*** Block opens ***
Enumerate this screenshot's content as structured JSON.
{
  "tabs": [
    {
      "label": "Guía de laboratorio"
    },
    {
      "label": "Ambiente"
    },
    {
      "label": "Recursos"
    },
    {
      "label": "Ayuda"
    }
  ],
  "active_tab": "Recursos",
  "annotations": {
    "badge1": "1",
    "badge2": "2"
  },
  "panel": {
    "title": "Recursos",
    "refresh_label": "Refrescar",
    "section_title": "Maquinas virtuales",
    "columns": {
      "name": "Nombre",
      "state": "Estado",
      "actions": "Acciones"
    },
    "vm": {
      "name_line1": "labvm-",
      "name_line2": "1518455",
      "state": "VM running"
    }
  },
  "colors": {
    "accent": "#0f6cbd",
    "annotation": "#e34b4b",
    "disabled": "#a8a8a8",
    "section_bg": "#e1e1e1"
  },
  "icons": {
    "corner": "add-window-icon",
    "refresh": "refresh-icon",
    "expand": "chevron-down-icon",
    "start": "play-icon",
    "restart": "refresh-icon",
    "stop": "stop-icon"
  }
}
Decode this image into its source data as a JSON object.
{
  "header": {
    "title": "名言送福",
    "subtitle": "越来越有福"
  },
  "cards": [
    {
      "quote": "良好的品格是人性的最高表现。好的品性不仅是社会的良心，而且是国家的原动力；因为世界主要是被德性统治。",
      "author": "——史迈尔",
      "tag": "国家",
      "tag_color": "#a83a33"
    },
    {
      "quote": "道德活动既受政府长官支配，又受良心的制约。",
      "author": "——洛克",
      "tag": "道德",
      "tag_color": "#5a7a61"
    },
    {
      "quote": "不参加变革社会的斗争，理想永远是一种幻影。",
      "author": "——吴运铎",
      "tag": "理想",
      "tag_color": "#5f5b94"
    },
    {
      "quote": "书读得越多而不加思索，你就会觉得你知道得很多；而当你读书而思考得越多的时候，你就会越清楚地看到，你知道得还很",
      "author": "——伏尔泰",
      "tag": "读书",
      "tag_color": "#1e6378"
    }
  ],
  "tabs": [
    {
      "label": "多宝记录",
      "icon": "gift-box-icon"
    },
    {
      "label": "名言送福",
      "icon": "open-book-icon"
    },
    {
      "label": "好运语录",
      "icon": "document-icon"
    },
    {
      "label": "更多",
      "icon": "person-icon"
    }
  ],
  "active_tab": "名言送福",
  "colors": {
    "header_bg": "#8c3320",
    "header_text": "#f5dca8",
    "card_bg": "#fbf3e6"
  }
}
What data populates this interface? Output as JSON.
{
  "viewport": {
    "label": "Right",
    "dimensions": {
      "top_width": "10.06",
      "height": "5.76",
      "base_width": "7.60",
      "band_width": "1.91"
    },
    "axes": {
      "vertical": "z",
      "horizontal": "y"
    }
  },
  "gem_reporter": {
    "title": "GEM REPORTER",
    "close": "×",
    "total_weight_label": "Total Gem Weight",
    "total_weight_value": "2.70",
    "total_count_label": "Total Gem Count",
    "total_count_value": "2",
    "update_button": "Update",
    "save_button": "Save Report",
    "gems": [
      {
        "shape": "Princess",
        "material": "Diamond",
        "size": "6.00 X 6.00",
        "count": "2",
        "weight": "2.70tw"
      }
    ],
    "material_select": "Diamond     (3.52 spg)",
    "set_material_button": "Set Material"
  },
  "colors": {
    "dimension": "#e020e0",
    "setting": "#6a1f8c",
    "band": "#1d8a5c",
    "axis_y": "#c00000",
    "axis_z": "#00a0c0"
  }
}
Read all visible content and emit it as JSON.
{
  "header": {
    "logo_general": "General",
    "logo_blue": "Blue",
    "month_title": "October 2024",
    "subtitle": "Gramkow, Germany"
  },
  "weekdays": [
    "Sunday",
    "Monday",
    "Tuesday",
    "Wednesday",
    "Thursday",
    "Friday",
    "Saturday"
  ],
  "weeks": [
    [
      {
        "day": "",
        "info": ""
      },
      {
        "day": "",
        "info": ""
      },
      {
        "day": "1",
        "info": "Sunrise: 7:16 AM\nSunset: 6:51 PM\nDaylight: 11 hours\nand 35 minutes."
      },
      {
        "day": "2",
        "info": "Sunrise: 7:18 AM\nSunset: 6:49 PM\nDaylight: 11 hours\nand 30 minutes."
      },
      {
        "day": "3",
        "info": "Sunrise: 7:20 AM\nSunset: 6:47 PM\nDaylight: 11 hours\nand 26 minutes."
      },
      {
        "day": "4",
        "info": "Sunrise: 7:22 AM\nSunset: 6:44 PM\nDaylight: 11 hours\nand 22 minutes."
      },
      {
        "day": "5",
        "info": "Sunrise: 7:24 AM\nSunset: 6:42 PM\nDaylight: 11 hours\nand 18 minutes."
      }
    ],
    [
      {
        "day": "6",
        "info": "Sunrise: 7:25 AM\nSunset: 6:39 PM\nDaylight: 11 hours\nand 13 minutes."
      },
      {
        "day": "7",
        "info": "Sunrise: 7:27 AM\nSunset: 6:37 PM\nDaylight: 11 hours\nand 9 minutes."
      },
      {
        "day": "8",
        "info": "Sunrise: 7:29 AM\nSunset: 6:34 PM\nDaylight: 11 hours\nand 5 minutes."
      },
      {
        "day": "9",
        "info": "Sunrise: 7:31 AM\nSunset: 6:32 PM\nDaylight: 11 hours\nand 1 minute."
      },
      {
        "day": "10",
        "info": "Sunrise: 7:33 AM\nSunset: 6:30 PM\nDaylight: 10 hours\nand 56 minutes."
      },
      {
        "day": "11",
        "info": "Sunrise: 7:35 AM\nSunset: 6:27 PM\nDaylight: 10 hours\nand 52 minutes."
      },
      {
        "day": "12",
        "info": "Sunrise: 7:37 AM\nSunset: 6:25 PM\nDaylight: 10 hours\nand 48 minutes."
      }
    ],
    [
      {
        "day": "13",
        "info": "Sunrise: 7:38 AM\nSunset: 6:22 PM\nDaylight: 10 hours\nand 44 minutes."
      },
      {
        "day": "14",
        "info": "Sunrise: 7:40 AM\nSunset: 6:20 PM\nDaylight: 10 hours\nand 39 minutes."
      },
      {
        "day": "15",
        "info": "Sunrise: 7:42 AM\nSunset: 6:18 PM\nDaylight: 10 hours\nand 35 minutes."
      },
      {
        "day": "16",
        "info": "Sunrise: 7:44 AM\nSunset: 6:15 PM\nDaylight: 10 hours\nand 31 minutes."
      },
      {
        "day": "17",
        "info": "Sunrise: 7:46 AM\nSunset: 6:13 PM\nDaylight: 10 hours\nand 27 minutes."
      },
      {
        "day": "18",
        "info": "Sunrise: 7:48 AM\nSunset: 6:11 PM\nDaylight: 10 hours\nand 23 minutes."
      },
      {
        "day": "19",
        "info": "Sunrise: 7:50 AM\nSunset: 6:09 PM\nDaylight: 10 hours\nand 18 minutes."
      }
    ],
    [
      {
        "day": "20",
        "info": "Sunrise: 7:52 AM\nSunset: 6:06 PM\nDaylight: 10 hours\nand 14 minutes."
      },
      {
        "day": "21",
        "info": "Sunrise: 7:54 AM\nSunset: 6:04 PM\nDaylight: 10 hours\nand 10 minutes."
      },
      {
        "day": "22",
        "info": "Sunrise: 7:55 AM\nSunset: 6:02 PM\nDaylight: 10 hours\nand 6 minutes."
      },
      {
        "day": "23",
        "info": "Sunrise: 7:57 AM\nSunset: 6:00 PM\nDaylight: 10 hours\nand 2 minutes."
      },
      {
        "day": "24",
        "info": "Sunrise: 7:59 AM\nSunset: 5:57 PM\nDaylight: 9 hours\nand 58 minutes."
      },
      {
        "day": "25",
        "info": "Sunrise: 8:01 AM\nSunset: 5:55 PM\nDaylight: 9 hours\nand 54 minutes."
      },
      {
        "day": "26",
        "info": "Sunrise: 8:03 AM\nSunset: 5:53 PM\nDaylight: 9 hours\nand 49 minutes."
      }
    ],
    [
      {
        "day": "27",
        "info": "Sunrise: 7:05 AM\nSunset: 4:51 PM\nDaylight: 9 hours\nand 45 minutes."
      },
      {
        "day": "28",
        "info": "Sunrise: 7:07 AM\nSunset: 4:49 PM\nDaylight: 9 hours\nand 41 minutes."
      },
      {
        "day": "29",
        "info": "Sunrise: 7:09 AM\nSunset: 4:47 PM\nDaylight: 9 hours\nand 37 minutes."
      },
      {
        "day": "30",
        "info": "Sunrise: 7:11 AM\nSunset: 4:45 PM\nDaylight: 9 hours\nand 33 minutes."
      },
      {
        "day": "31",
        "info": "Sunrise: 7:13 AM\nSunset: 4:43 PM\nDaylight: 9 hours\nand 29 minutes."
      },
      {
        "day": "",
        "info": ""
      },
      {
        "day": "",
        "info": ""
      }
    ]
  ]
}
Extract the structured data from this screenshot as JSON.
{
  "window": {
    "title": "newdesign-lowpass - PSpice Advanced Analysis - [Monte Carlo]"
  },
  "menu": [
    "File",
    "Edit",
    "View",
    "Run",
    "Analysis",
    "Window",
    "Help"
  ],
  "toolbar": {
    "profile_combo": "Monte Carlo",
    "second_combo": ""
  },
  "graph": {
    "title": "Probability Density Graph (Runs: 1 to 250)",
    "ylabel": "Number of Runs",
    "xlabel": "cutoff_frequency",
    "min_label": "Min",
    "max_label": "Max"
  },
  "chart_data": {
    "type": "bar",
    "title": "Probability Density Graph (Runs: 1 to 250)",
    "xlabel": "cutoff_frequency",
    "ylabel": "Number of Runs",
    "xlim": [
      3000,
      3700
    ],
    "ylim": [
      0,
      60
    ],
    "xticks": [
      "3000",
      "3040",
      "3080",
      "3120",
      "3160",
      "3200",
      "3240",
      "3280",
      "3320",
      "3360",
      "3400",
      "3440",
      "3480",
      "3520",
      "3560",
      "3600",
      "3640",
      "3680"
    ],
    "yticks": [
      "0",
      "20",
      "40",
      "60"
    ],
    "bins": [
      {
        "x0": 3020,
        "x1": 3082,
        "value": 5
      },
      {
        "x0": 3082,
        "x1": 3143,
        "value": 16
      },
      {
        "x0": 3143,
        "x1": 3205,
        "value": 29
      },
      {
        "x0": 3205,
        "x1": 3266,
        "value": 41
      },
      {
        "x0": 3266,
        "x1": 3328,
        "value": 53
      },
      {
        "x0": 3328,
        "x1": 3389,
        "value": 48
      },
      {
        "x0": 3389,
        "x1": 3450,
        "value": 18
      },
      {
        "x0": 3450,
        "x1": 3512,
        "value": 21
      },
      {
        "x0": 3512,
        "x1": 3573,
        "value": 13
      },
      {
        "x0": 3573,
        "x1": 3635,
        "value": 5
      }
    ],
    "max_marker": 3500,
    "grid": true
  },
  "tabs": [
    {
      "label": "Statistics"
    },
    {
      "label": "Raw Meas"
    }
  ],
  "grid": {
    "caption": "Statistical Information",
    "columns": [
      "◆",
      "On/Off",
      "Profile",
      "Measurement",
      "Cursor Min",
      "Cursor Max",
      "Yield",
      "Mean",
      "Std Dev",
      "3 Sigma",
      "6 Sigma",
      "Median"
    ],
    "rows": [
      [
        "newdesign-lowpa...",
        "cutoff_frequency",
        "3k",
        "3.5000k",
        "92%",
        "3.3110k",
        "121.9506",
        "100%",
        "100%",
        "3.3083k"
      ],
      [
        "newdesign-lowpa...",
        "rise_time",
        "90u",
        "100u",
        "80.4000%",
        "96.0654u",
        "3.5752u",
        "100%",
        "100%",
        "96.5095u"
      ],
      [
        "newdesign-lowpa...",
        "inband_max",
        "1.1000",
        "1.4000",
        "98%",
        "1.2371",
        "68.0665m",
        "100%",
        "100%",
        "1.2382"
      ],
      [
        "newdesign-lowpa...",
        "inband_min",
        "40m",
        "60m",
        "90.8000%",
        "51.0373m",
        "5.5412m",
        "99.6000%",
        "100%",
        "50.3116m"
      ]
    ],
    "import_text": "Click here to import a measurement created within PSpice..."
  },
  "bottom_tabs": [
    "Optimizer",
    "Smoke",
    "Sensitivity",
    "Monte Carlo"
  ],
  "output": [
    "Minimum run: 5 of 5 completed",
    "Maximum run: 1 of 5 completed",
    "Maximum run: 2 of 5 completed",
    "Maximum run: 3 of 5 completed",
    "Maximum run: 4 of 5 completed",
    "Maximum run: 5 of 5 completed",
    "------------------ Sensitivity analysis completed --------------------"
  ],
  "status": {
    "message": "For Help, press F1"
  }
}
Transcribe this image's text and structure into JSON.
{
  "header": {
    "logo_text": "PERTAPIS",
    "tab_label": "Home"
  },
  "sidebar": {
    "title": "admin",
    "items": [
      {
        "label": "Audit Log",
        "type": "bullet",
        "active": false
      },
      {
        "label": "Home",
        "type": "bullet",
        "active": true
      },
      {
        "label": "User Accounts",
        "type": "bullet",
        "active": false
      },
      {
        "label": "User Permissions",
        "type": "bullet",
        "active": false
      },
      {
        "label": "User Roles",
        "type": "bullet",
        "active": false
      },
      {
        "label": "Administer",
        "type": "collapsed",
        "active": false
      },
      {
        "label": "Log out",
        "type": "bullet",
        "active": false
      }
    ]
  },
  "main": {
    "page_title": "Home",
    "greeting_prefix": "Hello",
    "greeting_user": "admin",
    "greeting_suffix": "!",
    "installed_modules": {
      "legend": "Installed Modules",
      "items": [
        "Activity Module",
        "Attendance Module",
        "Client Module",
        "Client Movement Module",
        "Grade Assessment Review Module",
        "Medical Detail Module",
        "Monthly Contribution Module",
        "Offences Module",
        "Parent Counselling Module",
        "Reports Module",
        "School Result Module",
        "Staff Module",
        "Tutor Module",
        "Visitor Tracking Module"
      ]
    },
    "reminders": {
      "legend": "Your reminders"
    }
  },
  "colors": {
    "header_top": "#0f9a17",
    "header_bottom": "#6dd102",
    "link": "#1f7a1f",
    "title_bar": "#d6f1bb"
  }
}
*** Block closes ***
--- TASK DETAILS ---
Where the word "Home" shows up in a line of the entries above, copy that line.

--- WRITTEN REPLY ---
    "tab_label": "Home"
        "label": "Home",
    "page_title": "Home",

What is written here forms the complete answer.